That is *sometimes* the case, usually briefly, but more often than not, aftermarket firmwares are less stable. There are exceptions, and in most cases, I'd say they are equal in stability, with there being good and bad versions of each. Speaking of aftermarket Android firmwares, I'd *never* flash one of those on my phone. For a device that must remain secure, especially if used in 2 factor authentication, there's really only one option: stick with the secured, vendor firmware.
The thing with vendor firmwares is that they are based on template firmwares provided by the chipset manufacturer (e.g. Atheros, Qualcomm, Broadcom). The vendor can build a good line of firmwares by swapping out the drivers, and making minor tweaks, in most all cases. When they develop an entirely new line of routers, or switch to a different OS, they may need to do some reworking, but their work is always at the application layer. None of the vendors go and hack on the drivers that are provided by the chipset manufactuerers.
Since those chipset drivers are often closed source, and the open source community must try to re-create them, it ends up being the closed source drivers that are years ahead, and offer more stability and performance.
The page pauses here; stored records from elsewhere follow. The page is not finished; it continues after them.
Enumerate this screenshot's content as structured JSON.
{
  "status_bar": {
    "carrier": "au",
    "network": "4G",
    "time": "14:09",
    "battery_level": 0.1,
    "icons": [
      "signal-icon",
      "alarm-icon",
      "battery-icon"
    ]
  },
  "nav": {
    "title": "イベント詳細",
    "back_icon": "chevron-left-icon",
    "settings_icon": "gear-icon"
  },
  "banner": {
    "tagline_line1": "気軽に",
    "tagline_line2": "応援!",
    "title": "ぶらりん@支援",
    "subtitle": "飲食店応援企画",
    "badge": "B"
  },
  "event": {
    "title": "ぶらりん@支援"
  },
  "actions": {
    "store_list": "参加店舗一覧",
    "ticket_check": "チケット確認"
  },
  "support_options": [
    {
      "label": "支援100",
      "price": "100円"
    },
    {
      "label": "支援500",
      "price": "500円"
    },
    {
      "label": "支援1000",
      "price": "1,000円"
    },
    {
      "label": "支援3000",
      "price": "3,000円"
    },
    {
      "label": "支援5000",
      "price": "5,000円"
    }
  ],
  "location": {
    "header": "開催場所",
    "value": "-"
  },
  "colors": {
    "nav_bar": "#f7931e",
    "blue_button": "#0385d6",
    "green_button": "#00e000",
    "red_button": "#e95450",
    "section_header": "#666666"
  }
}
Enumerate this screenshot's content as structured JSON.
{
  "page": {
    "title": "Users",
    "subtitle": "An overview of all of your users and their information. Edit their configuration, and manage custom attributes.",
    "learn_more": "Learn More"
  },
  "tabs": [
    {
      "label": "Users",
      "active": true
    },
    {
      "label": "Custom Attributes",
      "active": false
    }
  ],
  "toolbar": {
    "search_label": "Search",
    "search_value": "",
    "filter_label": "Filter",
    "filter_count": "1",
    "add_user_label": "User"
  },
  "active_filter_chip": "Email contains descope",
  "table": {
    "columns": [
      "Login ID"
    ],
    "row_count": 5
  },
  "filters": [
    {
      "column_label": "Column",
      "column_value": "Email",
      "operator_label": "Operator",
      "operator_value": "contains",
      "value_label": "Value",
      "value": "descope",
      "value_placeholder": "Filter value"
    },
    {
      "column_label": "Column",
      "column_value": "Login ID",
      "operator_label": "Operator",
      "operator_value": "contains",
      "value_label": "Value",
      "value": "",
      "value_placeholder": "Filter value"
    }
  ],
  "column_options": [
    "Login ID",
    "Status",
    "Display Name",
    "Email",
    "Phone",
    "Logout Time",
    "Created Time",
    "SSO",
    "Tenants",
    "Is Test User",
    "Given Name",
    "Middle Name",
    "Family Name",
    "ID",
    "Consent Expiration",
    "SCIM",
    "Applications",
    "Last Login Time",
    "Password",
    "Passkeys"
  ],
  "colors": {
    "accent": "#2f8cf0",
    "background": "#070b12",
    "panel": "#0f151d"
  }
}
I've spent a lot of time thinking about this, and I'm truly convinced this is the way to go. We've spent years trying to create 'all in one' firmwares that don't rely on closed source drivers, but have mostly failed. They are perpetually 6 months, a year, or more behind on features and hardware support, and often don't ever get those features or hardware support.